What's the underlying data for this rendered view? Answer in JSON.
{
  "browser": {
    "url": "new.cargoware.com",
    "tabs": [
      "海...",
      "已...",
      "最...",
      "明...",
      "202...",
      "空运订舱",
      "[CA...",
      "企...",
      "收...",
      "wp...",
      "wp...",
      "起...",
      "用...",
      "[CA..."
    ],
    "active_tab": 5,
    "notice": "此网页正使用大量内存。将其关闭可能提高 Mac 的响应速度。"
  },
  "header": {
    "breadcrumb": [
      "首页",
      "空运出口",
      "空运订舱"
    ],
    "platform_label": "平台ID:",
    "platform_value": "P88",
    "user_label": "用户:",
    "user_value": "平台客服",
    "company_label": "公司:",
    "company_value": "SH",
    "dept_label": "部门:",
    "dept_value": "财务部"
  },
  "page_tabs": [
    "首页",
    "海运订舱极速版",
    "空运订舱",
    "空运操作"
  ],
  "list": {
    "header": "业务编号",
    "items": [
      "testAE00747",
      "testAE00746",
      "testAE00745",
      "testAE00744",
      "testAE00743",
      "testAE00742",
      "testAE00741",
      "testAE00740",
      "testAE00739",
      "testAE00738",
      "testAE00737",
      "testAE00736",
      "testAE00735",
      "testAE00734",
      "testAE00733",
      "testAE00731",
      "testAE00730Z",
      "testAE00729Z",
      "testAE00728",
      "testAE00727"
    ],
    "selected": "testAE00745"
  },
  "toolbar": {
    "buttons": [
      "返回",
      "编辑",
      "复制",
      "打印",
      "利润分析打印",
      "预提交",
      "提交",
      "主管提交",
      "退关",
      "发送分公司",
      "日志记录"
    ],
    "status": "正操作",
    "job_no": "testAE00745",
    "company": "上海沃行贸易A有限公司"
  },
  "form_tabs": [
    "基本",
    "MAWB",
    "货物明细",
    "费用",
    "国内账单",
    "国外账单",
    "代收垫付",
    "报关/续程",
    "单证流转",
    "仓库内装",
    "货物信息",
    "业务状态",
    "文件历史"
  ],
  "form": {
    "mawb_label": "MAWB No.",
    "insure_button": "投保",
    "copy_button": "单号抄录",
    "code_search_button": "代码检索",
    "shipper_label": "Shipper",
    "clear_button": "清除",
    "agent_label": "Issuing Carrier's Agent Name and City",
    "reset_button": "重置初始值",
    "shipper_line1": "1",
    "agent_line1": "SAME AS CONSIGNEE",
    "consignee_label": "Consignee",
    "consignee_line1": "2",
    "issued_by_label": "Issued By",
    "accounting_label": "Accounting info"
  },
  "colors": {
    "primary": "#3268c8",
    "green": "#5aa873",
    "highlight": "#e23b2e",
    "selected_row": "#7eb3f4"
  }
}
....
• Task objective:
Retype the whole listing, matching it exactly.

• Output for this task:
What's the underlying data for this rendered view? Answer in JSON.
{
  "browser": {
    "url": "new.cargoware.com",
    "tabs": [
      "海...",
      "已...",
      "最...",
      "明...",
      "202...",
      "空运订舱",
      "[CA...",
      "企...",
      "收...",
      "wp...",
      "wp...",
      "起...",
      "用...",
      "[CA..."
    ],
    "active_tab": 5,
    "notice": "此网页正使用大量内存。将其关闭可能提高 Mac 的响应速度。"
  },
  "header": {
    "breadcrumb": [
      "首页",
      "空运出口",
      "空运订舱"
    ],
    "platform_label": "平台ID:",
    "platform_value": "P88",
    "user_label": "用户:",
    "user_value": "平台客服",
    "company_label": "公司:",
    "company_value": "SH",
    "dept_label": "部门:",
    "dept_value": "财务部"
  },
  "page_tabs": [
    "首页",
    "海运订舱极速版",
    "空运订舱",
    "空运操作"
  ],
  "list": {
    "header": "业务编号",
    "items": [
      "testAE00747",
      "testAE00746",
      "testAE00745",
      "testAE00744",
      "testAE00743",
      "testAE00742",
      "testAE00741",
      "testAE00740",
      "testAE00739",
      "testAE00738",
      "testAE00737",
      "testAE00736",
      "testAE00735",
      "testAE00734",
      "testAE00733",
      "testAE00731",
      "testAE00730Z",
      "testAE00729Z",
      "testAE00728",
      "testAE00727"
    ],
    "selected": "testAE00745"
  },
  "toolbar": {
    "buttons": [
      "返回",
      "编辑",
      "复制",
      "打印",
      "利润分析打印",
      "预提交",
      "提交",
      "主管提交",
      "退关",
      "发送分公司",
      "日志记录"
    ],
    "status": "正操作",
    "job_no": "testAE00745",
    "company": "上海沃行贸易A有限公司"
  },
  "form_tabs": [
    "基本",
    "MAWB",
    "货物明细",
    "费用",
    "国内账单",
    "国外账单",
    "代收垫付",
    "报关/续程",
    "单证流转",
    "仓库内装",
    "货物信息",
    "业务状态",
    "文件历史"
  ],
  "form": {
    "mawb_label": "MAWB No.",
    "insure_button": "投保",
    "copy_button": "单号抄录",
    "code_search_button": "代码检索",
    "shipper_label": "Shipper",
    "clear_button": "清除",
    "agent_label": "Issuing Carrier's Agent Name and City",
    "reset_button": "重置初始值",
    "shipper_line1": "1",
    "agent_line1": "SAME AS CONSIGNEE",
    "consignee_label": "Consignee",
    "consignee_line1": "2",
    "issued_by_label": "Issued By",
    "accounting_label": "Accounting info"
  },
  "colors": {
    "primary": "#3268c8",
    "green": "#5aa873",
    "highlight": "#e23b2e",
    "selected_row": "#7eb3f4"
  }
}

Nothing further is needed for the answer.